First, Clymer, who has been the Constitution Party’s nominee for lieutenant governor twice and for state attorney general once, must collect 26,000 signatures of registered voters by Aug. 1 in order to qualify for the November ballot.
He’s well on his way to doing that, estimating that he has about 6,000 or 7,000 signatures so far. He also notes that he has had little trouble getting on the ballot in the past.
“I intend to provide the voters of Pennsylvania with an alternative,” he said of his reason for running. “With something to vote for, rather than to just vote against, and I think there are a large flock of Pennsylvania voters who subscribe to the values and the principles and ideals that I believe in.”
Secondly, the Specter/Hoeffel race must eventually tighten to the point where the percentage drawn by a third party could mean the difference in the race.
While there are some early indications the matchup has that potential, Specter is favored to win re-election and the contest is not currently considered one of the handful likely to determine control of the chamber next year.
Strategists in both parties say they are keeping an eye on Clymer but see little reason to worry about his candidacy, or rejoice in it, at this point.
“We’re not ignoring him,” said Dan Allen, spokesman for the National Republican Senatorial Committee. “But Arlen Specter is well-positioned and the fact remains that it’s incumbent upon Joe Hoeffel to make this a viable race, which he hasn’t been able to do so far.”
Polling has shown Hoeffel, a three-term Congressman from the Philadelphia suburbs, is still relatively unknown to voters statewide.
He’ll need to spend heavily in order to introduce himself to voters this fall, and his fundraising ability has not been a success story in the race so far.
Although he has held recent fundraisers with high-profile Democrats such as former Vermont Gov. Howard Dean and New York Sen. Hillary Rodham Clinton, he had raised $1.6 million through April 7 and had just $800,000 in the bank. Specter headed into the primary with $4.6 million and he has the ability to raise millions more.

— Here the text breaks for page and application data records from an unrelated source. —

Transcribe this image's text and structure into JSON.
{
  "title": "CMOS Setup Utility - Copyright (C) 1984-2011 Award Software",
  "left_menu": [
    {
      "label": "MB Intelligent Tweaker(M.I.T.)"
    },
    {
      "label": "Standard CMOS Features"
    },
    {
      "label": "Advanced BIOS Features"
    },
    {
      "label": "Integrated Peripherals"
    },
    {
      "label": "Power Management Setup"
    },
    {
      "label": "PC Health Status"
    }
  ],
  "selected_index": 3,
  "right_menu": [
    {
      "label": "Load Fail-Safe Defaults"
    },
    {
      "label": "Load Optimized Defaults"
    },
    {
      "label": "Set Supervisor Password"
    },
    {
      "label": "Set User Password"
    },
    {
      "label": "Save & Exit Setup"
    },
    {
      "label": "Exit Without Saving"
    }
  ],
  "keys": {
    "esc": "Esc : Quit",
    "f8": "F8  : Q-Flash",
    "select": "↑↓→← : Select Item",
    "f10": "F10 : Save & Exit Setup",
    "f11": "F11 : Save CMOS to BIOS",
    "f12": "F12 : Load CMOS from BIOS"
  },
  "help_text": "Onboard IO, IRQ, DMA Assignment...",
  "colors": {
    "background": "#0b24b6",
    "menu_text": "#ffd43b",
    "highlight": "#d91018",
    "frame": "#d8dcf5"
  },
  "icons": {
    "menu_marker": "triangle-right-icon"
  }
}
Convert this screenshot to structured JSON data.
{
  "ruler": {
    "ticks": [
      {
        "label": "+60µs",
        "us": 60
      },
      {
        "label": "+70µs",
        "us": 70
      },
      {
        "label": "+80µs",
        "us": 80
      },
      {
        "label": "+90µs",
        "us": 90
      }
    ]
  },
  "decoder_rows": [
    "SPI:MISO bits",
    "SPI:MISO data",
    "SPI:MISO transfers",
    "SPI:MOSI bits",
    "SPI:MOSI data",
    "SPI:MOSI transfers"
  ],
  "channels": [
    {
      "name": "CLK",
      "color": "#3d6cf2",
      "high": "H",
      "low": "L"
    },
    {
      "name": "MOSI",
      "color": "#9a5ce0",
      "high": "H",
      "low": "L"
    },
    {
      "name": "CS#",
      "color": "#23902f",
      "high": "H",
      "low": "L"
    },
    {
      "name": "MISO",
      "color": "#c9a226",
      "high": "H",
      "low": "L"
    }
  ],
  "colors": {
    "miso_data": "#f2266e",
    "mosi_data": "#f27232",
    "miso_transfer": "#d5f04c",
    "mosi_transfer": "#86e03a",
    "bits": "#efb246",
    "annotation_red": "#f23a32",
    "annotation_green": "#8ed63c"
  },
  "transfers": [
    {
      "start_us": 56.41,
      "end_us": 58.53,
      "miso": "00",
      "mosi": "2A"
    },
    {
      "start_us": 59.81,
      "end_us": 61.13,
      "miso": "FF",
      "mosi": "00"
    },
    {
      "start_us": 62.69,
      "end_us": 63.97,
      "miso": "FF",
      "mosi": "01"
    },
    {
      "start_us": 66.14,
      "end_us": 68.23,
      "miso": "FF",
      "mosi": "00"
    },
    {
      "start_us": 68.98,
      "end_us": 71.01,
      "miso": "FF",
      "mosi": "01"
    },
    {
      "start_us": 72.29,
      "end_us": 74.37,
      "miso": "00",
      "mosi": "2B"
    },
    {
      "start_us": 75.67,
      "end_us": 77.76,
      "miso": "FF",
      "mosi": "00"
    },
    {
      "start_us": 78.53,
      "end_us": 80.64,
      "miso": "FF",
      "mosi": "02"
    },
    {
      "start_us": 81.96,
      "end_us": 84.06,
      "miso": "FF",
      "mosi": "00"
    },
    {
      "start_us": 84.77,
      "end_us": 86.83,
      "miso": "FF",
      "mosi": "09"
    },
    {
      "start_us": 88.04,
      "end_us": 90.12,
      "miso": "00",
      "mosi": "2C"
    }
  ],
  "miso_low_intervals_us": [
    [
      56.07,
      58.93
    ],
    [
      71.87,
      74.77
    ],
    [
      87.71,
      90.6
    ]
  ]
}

“Joe Hoeffel’s going to run a strong campaign in his own right,” Woodhouse still insisted.
In 1992, the last time Specter faced a competitive challenge and, coincidently, the last time he faced re-election in a presidential election year, a Libertarian Party candidate received 5 percent of the vote.
That same year Specter defeated Democrat Lynn Yeakel 49 percent to 46 percent.
In 1994, the Constitution Party’s ticket featuring Clymer and Peg Luksik drew 13 percent of the statewide vote in the gubernatorial contest. Running again in 1998, the same ticket got 10 percent.
Clymer also garnered about 17,000 votes in 2003 when he ran for Lancaster County commissioner.
Last month, the state Constitution Party endorsed Clymer’s Senate bid and in a statement earlier this month the party called the endorsement “perhaps the most politically significant action taken by the convention.”
“If Clymer can draw conservatives from the Republican Party to his banner this fall, the politically vulnerable Specter … may find himself out of a job in 2005,” the statement said.
But Clymer insists that he’s in this race to win, not to rain on any one candidate’s parade.
“I want to give them somebody to vote for,” Clymer said. “I’m not really in it with the game of taking votes away from or causing the defeat of Specter or Hoeffel. For that matter, I want to cause the defeat of both of them.”